Start of Provided information

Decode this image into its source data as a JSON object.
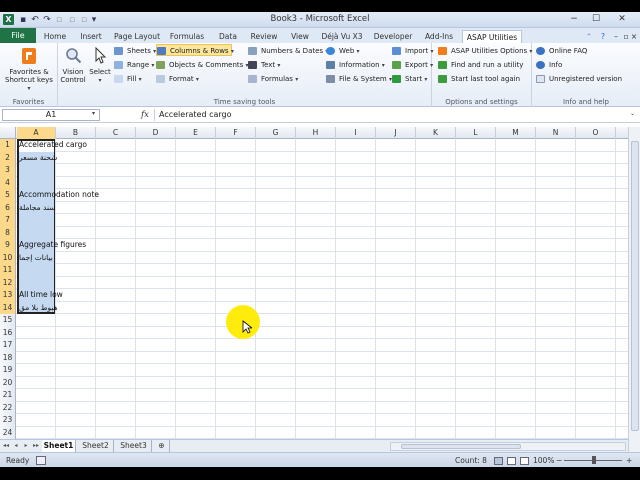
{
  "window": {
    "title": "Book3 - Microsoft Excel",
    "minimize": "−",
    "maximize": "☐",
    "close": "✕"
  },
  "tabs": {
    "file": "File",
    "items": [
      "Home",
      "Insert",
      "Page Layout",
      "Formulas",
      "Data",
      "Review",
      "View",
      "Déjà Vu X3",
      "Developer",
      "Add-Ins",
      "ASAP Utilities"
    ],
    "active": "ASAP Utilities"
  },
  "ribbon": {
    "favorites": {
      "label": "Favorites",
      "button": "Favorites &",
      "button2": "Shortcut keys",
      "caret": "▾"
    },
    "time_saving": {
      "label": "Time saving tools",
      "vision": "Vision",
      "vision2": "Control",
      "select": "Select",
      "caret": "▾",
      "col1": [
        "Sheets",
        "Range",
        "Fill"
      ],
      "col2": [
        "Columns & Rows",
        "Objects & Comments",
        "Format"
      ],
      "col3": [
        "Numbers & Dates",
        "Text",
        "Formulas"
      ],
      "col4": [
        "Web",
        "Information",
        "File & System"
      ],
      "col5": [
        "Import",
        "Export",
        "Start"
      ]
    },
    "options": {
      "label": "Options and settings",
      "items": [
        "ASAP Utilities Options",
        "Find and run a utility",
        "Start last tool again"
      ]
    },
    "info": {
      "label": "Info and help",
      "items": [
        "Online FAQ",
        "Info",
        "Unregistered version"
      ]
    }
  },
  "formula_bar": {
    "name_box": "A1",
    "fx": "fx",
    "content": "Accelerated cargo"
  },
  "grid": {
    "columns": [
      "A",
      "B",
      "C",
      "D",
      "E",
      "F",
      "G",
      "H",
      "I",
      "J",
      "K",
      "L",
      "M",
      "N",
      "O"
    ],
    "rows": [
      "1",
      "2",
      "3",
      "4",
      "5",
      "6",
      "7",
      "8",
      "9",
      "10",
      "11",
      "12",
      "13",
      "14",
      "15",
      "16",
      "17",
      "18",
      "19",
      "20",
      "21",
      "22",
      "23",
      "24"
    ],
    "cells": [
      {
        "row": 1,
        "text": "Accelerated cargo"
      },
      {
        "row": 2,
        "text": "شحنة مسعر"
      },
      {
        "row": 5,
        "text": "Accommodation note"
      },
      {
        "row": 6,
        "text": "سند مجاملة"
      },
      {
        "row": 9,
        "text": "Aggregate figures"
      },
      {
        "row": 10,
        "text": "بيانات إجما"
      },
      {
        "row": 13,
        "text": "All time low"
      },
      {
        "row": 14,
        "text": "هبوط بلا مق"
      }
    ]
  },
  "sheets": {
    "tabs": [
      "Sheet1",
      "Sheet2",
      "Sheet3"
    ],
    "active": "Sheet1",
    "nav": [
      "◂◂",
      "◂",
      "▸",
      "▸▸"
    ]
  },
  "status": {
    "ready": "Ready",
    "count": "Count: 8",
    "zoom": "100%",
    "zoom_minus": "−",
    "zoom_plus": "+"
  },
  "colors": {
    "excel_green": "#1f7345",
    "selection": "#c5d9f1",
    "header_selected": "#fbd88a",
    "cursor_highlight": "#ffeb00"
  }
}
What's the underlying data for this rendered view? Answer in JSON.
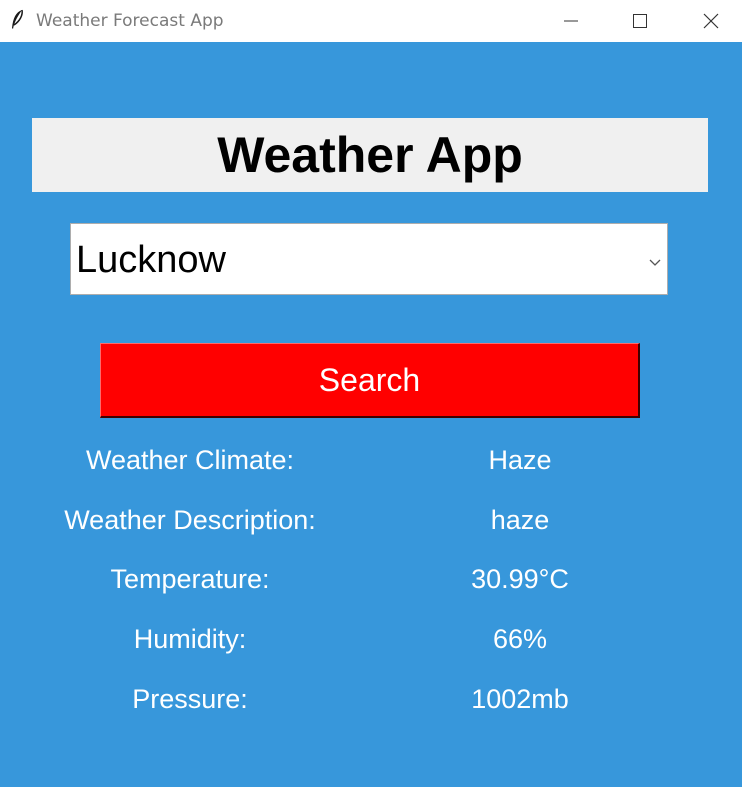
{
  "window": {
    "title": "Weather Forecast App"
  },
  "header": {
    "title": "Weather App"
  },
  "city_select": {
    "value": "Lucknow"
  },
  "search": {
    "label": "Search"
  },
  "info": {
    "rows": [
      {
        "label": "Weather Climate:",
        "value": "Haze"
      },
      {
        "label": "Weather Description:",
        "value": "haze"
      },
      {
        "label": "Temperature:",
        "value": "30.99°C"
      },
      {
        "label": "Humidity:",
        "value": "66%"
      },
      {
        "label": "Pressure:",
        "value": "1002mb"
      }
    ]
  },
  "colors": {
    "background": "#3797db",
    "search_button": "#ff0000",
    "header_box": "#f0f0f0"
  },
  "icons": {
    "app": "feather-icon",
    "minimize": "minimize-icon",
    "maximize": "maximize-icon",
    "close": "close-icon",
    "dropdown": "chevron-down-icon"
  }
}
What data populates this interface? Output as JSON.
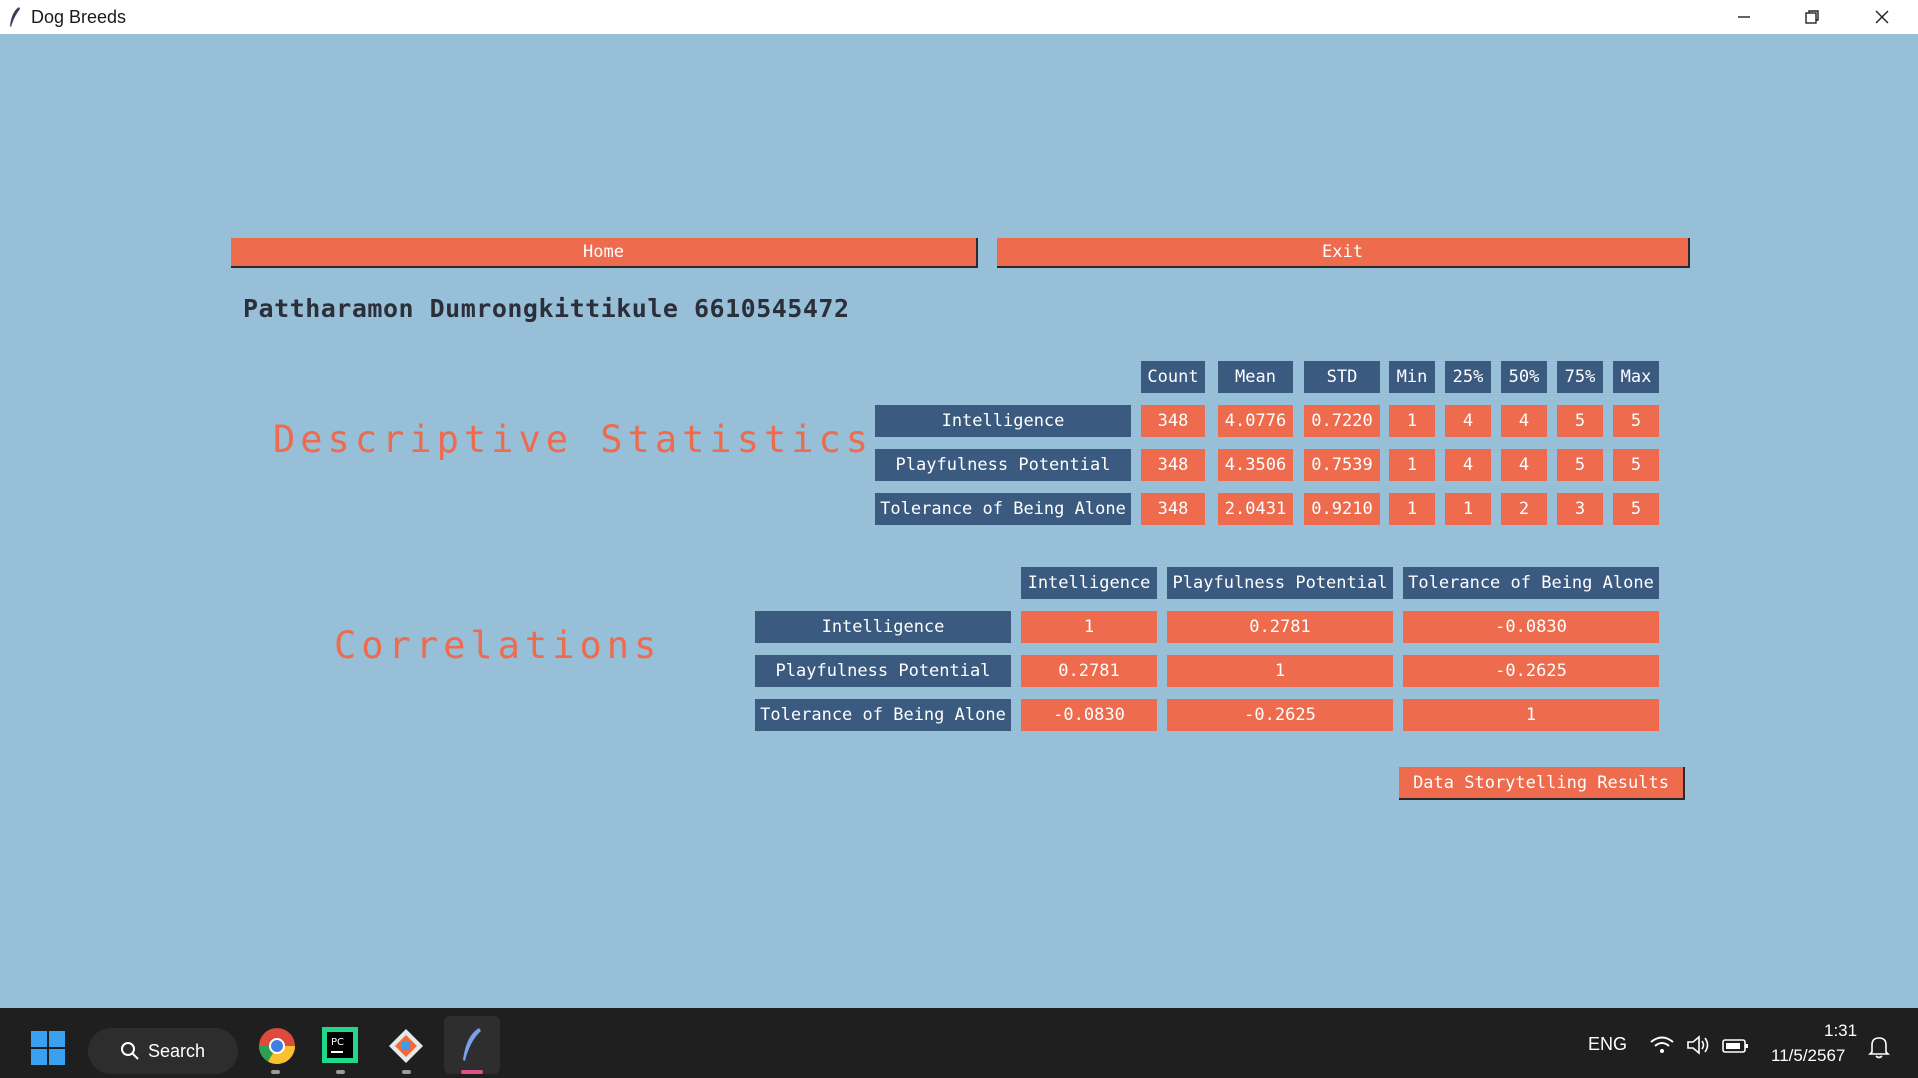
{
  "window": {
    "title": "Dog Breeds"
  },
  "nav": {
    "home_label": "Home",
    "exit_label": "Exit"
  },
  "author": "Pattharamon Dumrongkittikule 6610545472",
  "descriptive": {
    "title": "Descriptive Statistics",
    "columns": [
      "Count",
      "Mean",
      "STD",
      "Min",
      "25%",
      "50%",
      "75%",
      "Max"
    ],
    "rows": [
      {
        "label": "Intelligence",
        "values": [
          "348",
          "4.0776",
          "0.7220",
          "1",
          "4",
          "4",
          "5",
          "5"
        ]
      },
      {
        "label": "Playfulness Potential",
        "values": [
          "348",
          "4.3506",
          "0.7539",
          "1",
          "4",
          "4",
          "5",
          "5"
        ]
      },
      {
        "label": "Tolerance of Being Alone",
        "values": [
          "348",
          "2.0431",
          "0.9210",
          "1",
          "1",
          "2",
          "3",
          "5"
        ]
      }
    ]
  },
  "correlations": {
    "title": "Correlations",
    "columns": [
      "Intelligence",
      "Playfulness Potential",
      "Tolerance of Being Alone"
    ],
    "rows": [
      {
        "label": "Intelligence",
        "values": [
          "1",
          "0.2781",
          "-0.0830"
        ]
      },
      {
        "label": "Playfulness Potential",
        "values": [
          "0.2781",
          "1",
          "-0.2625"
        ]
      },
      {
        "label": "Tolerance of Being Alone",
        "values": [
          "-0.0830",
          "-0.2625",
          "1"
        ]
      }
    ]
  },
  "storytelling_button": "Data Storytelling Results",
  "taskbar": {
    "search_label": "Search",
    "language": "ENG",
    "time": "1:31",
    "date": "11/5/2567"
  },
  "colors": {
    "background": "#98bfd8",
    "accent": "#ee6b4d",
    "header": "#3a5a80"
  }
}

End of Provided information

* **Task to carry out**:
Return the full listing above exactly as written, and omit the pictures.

* **Solution for this problem**:
Decode this image into its source data as a JSON object.
{
  "window": {
    "title": "Book3 - Microsoft Excel",
    "minimize": "−",
    "maximize": "☐",
    "close": "✕"
  },
  "tabs": {
    "file": "File",
    "items": [
      "Home",
      "Insert",
      "Page Layout",
      "Formulas",
      "Data",
      "Review",
      "View",
      "Déjà Vu X3",
      "Developer",
      "Add-Ins",
      "ASAP Utilities"
    ],
    "active": "ASAP Utilities"
  },
  "ribbon": {
    "favorites": {
      "label": "Favorites",
      "button": "Favorites &",
      "button2": "Shortcut keys",
      "caret": "▾"
    },
    "time_saving": {
      "label": "Time saving tools",
      "vision": "Vision",
      "vision2": "Control",
      "select": "Select",
      "caret": "▾",
      "col1": [
        "Sheets",
        "Range",
        "Fill"
      ],
      "col2": [
        "Columns & Rows",
        "Objects & Comments",
        "Format"
      ],
      "col3": [
        "Numbers & Dates",
        "Text",
        "Formulas"
      ],
      "col4": [
        "Web",
        "Information",
        "File & System"
      ],
      "col5": [
        "Import",
        "Export",
        "Start"
      ]
    },
    "options": {
      "label": "Options and settings",
      "items": [
        "ASAP Utilities Options",
        "Find and run a utility",
        "Start last tool again"
      ]
    },
    "info": {
      "label": "Info and help",
      "items": [
        "Online FAQ",
        "Info",
        "Unregistered version"
      ]
    }
  },
  "formula_bar": {
    "name_box": "A1",
    "fx": "fx",
    "content": "Accelerated cargo"
  },
  "grid": {
    "columns": [
      "A",
      "B",
      "C",
      "D",
      "E",
      "F",
      "G",
      "H",
      "I",
      "J",
      "K",
      "L",
      "M",
      "N",
      "O"
    ],
    "rows": [
      "1",
      "2",
      "3",
      "4",
      "5",
      "6",
      "7",
      "8",
      "9",
      "10",
      "11",
      "12",
      "13",
      "14",
      "15",
      "16",
      "17",
      "18",
      "19",
      "20",
      "21",
      "22",
      "23",
      "24"
    ],
    "cells": [
      {
        "row": 1,
        "text": "Accelerated cargo"
      },
      {
        "row": 2,
        "text": "شحنة مسعر"
      },
      {
        "row": 5,
        "text": "Accommodation note"
      },
      {
        "row": 6,
        "text": "سند مجاملة"
      },
      {
        "row": 9,
        "text": "Aggregate figures"
      },
      {
        "row": 10,
        "text": "بيانات إجما"
      },
      {
        "row": 13,
        "text": "All time low"
      },
      {
        "row": 14,
        "text": "هبوط بلا مق"
      }
    ]
  },
  "sheets": {
    "tabs": [
      "Sheet1",
      "Sheet2",
      "Sheet3"
    ],
    "active": "Sheet1",
    "nav": [
      "◂◂",
      "◂",
      "▸",
      "▸▸"
    ]
  },
  "status": {
    "ready": "Ready",
    "count": "Count: 8",
    "zoom": "100%",
    "zoom_minus": "−",
    "zoom_plus": "+"
  },
  "colors": {
    "excel_green": "#1f7345",
    "selection": "#c5d9f1",
    "header_selected": "#fbd88a",
    "cursor_highlight": "#ffeb00"
  }
}
What's the underlying data for this rendered view? Answer in JSON.
{
  "window": {
    "title": "Weather Forecast App"
  },
  "header": {
    "title": "Weather App"
  },
  "city_select": {
    "value": "Lucknow"
  },
  "search": {
    "label": "Search"
  },
  "info": {
    "rows": [
      {
        "label": "Weather Climate:",
        "value": "Haze"
      },
      {
        "label": "Weather Description:",
        "value": "haze"
      },
      {
        "label": "Temperature:",
        "value": "30.99°C"
      },
      {
        "label": "Humidity:",
        "value": "66%"
      },
      {
        "label": "Pressure:",
        "value": "1002mb"
      }
    ]
  },
  "colors": {
    "background": "#3797db",
    "search_button": "#ff0000",
    "header_box": "#f0f0f0"
  },
  "icons": {
    "app": "feather-icon",
    "minimize": "minimize-icon",
    "maximize": "maximize-icon",
    "close": "close-icon",
    "dropdown": "chevron-down-icon"
  }
}
What data populates this interface? Output as JSON.
{
  "window": {
    "title": "Dog Breeds"
  },
  "nav": {
    "home_label": "Home",
    "exit_label": "Exit"
  },
  "author": "Pattharamon Dumrongkittikule 6610545472",
  "descriptive": {
    "title": "Descriptive Statistics",
    "columns": [
      "Count",
      "Mean",
      "STD",
      "Min",
      "25%",
      "50%",
      "75%",
      "Max"
    ],
    "rows": [
      {
        "label": "Intelligence",
        "values": [
          "348",
          "4.0776",
          "0.7220",
          "1",
          "4",
          "4",
          "5",
          "5"
        ]
      },
      {
        "label": "Playfulness Potential",
        "values": [
          "348",
          "4.3506",
          "0.7539",
          "1",
          "4",
          "4",
          "5",
          "5"
        ]
      },
      {
        "label": "Tolerance of Being Alone",
        "values": [
          "348",
          "2.0431",
          "0.9210",
          "1",
          "1",
          "2",
          "3",
          "5"
        ]
      }
    ]
  },
  "correlations": {
    "title": "Correlations",
    "columns": [
      "Intelligence",
      "Playfulness Potential",
      "Tolerance of Being Alone"
    ],
    "rows": [
      {
        "label": "Intelligence",
        "values": [
          "1",
          "0.2781",
          "-0.0830"
        ]
      },
      {
        "label": "Playfulness Potential",
        "values": [
          "0.2781",
          "1",
          "-0.2625"
        ]
      },
      {
        "label": "Tolerance of Being Alone",
        "values": [
          "-0.0830",
          "-0.2625",
          "1"
        ]
      }
    ]
  },
  "storytelling_button": "Data Storytelling Results",
  "taskbar": {
    "search_label": "Search",
    "language": "ENG",
    "time": "1:31",
    "date": "11/5/2567"
  },
  "colors": {
    "background": "#98bfd8",
    "accent": "#ee6b4d",
    "header": "#3a5a80"
  }
}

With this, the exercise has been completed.